Even more strange though, I realized that everything I have and use is public. Twitter, Tumblr, blog – even my Facebook profile has minimal security on it. My friends, my family, my family friends, my co-workers, people who I’ve never met in person, and total strangers – it’s pretty much the same. I have no concept of “circles”. It may be a result of never having that option. But since I don’t feel like something’s missing… In fact, most of the time if I think it’s worth sharing to a few people, I think it’s worth sharing to everyone. Is that weird?

Circles to me is similar to when Facebook added in additional security for profiles. I couldn’t randomly look up people I wanted to know about but didn’t really want to friend. Except circles are sneaky, since I don’t know what circle I’m in. Either way, that extra layer of privacy makes it boring.


if you cry, it’s a good one.

August 2, 2011

Time Traveler’s Wife – Definitely enjoyed this one and then end had me crying my eyes out. And it wasn’t tainted at all by having seen the awful movie. My only problem with this story is that I keep feeling that Clare (the wife) is waiting her entire life. I’m not one to need a strong female character, but in this book, it bothers me that waiting is the only thing she does.

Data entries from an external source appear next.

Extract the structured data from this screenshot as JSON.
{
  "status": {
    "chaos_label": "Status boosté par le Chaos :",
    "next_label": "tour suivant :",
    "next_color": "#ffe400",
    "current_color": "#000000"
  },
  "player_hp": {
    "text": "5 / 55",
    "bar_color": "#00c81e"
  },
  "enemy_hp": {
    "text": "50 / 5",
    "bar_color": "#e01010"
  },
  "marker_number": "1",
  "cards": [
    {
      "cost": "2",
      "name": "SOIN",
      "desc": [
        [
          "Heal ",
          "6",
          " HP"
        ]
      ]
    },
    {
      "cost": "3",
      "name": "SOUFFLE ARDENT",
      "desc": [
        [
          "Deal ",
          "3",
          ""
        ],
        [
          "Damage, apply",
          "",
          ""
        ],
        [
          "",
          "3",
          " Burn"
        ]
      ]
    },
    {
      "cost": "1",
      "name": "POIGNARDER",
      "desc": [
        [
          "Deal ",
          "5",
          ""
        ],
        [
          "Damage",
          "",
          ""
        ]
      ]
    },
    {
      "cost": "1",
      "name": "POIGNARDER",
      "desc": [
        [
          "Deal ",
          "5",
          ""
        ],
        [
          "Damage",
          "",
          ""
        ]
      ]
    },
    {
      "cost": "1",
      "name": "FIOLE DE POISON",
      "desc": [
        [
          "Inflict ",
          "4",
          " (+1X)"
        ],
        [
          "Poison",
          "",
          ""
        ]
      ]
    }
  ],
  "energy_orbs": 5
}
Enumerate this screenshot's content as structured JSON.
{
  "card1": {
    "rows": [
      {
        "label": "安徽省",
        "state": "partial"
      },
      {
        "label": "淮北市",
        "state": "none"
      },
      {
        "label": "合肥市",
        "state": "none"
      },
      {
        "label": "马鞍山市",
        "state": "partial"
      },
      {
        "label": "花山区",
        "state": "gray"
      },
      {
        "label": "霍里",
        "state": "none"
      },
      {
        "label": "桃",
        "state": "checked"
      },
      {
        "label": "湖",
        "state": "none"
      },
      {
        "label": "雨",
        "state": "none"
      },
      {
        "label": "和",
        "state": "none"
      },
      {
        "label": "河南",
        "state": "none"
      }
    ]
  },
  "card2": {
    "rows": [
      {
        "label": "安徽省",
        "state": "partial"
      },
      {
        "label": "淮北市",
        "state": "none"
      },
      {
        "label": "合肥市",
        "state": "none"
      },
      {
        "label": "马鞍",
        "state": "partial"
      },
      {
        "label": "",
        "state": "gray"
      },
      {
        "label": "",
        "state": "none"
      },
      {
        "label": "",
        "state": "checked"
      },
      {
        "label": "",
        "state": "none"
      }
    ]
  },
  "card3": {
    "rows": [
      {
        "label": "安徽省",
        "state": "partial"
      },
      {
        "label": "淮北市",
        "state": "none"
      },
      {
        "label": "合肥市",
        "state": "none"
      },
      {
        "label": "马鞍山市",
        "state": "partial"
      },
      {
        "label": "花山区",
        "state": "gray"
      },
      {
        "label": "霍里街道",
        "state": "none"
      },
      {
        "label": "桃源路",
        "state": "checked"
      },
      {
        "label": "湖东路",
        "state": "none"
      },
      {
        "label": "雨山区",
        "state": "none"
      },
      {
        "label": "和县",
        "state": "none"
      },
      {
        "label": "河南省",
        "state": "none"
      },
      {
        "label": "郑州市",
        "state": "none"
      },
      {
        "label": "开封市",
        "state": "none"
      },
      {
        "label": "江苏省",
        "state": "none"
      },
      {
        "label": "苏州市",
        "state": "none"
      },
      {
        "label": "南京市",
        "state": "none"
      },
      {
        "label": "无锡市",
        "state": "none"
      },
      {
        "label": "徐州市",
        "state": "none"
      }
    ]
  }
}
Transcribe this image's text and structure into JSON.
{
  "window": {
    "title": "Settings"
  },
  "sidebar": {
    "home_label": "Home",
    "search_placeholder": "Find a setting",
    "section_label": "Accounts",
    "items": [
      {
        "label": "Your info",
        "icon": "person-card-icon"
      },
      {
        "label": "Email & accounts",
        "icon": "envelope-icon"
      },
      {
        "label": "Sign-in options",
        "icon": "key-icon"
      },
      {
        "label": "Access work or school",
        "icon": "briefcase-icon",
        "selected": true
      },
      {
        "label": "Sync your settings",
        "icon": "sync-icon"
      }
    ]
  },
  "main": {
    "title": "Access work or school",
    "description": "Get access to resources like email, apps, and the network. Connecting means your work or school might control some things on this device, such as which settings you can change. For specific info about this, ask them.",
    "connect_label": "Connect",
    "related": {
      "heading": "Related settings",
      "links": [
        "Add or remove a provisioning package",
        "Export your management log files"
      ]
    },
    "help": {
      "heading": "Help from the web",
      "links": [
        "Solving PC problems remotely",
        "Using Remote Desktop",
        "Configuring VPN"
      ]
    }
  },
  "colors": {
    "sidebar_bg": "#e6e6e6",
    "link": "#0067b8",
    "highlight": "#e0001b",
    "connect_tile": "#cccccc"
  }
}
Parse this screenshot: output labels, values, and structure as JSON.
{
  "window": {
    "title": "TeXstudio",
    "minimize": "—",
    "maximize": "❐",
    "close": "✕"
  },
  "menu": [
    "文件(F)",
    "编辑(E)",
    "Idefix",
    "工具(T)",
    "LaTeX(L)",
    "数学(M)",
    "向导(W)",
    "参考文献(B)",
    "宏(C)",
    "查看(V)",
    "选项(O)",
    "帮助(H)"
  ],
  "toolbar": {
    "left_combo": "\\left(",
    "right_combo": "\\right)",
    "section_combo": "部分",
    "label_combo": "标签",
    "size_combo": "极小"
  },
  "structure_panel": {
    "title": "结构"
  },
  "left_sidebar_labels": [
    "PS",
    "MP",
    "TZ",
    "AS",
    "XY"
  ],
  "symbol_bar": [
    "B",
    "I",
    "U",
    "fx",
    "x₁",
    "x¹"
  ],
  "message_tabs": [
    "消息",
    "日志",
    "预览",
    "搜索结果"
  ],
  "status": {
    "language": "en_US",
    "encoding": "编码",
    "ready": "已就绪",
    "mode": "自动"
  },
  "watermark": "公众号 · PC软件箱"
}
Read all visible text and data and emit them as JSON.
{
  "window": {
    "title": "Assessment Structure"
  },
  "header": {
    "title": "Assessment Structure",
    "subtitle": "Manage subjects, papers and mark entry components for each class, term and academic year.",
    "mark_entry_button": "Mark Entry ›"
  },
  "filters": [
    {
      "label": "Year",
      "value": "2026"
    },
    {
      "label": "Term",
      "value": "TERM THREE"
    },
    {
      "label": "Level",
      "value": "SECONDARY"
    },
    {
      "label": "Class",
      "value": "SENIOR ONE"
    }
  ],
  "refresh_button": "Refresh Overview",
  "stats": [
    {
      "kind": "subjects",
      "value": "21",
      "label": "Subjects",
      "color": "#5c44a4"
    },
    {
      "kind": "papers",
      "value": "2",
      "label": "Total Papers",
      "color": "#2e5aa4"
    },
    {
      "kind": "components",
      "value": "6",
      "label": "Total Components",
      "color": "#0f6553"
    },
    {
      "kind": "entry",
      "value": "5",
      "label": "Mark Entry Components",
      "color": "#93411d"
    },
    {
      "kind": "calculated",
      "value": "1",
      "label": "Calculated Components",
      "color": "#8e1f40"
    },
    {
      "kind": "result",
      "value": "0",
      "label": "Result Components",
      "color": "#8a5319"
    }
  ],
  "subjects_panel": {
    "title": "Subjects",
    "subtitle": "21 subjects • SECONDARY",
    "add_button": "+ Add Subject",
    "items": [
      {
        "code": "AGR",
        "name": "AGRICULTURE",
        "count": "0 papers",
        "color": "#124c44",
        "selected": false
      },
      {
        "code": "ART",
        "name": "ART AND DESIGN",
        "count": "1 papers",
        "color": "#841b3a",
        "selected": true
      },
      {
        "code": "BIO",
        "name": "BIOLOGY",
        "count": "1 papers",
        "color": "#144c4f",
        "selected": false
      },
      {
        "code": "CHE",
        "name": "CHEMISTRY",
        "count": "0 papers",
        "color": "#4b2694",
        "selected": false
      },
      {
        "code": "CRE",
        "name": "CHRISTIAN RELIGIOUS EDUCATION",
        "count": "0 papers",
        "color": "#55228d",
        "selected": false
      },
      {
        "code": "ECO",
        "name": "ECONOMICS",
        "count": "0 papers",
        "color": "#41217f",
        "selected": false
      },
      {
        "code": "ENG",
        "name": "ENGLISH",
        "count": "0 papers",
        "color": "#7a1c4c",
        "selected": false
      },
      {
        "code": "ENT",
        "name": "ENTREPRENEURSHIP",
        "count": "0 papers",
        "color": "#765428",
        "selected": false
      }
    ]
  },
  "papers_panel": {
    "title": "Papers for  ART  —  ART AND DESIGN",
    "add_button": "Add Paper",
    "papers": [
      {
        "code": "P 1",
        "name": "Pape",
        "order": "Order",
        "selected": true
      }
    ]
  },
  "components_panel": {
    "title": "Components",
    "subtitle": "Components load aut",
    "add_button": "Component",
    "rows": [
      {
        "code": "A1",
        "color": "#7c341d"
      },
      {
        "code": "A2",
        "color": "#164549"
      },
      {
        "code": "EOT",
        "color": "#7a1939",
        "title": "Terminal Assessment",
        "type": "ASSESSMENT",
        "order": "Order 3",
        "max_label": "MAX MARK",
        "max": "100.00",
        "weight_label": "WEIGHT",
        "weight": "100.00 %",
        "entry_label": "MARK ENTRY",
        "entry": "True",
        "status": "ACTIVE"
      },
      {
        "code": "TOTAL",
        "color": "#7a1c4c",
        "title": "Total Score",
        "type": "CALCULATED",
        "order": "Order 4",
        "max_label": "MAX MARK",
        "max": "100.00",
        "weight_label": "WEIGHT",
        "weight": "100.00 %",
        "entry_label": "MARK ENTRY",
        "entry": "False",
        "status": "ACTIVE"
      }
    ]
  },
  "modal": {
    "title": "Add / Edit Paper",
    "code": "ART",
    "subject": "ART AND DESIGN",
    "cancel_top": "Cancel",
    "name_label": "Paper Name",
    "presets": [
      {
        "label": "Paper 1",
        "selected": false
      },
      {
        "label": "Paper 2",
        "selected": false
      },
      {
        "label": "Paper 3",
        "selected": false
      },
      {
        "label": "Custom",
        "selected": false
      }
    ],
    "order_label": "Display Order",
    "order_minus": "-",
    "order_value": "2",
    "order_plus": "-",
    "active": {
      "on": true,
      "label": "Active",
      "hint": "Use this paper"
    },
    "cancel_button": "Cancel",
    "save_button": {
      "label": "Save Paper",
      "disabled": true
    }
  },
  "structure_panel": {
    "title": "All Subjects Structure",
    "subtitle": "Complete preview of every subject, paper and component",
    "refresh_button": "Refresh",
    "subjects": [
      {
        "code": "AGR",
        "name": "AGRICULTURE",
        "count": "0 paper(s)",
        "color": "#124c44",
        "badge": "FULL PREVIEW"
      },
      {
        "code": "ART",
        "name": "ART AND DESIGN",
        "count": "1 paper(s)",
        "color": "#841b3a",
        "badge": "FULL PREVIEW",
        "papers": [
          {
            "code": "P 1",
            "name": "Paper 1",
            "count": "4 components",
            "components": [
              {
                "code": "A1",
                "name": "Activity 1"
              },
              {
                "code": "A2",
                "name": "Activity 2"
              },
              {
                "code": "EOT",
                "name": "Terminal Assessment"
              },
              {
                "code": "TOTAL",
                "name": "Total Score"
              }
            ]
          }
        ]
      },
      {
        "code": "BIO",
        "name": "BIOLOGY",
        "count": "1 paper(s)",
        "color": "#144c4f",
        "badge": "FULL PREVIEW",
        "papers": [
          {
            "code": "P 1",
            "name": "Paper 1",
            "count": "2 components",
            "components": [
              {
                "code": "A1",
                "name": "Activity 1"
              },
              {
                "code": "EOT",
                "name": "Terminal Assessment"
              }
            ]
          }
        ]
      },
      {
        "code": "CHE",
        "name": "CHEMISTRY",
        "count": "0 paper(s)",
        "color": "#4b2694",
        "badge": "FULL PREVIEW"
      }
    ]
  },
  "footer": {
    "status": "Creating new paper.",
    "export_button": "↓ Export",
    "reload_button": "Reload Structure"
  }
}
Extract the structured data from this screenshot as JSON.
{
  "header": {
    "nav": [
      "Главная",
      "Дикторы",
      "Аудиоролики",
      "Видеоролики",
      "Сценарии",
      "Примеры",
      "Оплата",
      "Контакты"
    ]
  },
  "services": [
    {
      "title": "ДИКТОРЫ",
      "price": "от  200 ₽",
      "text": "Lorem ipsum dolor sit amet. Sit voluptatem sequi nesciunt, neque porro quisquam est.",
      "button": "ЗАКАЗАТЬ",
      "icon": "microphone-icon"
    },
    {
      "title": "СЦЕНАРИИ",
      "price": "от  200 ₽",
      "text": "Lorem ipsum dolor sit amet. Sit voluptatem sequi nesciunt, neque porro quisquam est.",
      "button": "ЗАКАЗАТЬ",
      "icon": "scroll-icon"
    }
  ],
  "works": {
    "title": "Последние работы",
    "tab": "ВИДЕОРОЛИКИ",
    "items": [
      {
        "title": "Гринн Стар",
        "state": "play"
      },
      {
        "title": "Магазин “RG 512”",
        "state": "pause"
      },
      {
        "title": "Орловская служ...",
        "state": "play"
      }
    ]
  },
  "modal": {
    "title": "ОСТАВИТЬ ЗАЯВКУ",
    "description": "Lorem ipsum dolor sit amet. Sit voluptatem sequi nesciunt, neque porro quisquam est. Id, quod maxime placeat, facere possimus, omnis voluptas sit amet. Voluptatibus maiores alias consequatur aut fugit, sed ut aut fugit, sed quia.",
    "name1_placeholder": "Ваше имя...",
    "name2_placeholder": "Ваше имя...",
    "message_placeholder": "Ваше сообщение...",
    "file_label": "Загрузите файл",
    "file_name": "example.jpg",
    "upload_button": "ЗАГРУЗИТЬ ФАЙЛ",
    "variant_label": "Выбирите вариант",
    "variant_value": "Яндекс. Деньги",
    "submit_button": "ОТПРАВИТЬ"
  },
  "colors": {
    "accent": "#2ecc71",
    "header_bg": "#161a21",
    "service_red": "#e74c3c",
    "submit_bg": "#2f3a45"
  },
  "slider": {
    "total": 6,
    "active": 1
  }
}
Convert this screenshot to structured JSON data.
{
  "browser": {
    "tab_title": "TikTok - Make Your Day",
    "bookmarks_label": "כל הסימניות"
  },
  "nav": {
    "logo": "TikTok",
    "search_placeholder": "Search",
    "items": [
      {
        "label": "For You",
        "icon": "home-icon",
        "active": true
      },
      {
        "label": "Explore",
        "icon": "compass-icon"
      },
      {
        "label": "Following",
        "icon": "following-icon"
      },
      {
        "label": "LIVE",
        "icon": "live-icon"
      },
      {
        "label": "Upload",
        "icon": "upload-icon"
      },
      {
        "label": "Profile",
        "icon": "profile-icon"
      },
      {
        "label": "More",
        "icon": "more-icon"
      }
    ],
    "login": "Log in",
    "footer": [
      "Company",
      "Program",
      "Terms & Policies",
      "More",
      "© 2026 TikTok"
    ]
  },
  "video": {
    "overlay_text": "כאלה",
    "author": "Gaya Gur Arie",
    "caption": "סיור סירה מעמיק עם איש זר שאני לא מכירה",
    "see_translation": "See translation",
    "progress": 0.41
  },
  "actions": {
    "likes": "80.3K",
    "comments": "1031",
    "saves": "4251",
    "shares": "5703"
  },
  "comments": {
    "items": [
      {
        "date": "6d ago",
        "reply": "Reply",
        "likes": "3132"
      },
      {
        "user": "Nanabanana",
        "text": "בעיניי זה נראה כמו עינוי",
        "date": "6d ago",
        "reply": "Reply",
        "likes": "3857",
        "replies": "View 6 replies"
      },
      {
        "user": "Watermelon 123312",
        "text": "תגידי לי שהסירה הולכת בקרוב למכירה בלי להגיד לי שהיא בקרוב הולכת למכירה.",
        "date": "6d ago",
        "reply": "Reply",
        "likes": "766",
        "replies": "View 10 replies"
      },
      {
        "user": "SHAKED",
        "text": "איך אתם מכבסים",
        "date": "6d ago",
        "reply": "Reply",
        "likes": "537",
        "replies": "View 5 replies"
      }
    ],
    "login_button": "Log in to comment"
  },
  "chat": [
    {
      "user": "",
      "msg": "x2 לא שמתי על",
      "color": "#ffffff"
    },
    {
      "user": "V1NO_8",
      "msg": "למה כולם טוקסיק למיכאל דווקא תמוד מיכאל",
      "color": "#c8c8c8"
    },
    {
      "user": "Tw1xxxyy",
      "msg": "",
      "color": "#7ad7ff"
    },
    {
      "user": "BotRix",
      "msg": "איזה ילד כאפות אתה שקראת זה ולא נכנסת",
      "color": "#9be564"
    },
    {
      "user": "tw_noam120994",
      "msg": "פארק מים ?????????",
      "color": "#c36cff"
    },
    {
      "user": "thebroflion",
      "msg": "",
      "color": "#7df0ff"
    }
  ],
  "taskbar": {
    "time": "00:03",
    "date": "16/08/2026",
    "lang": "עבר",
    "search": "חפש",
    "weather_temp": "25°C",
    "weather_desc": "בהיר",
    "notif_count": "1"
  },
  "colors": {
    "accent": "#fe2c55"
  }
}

It’s a lot like in New Moon, when depressed Bella is passes six months in six empty pages.

A Scanner Darkly – Unfortunately, this book wasn’t for me. It was just too many drug trips and not enough character connection. After a while, I felt like I was reading just to finish and then the end wrapped up way too fast.

Harold and Maude – read it in about one day. If you’ve ever seen the movie – the book is just like it. I don’t know why I expected anything else.

Homebody – by Orson Scott Card. It was a quick read but nothing special. I didn’t really connect with the characters and it’s got the whole “supernatural in the real world” thing that I dislike.

Upcoming: Game of Thrones, Squeezed, Lace Makers of Glenmara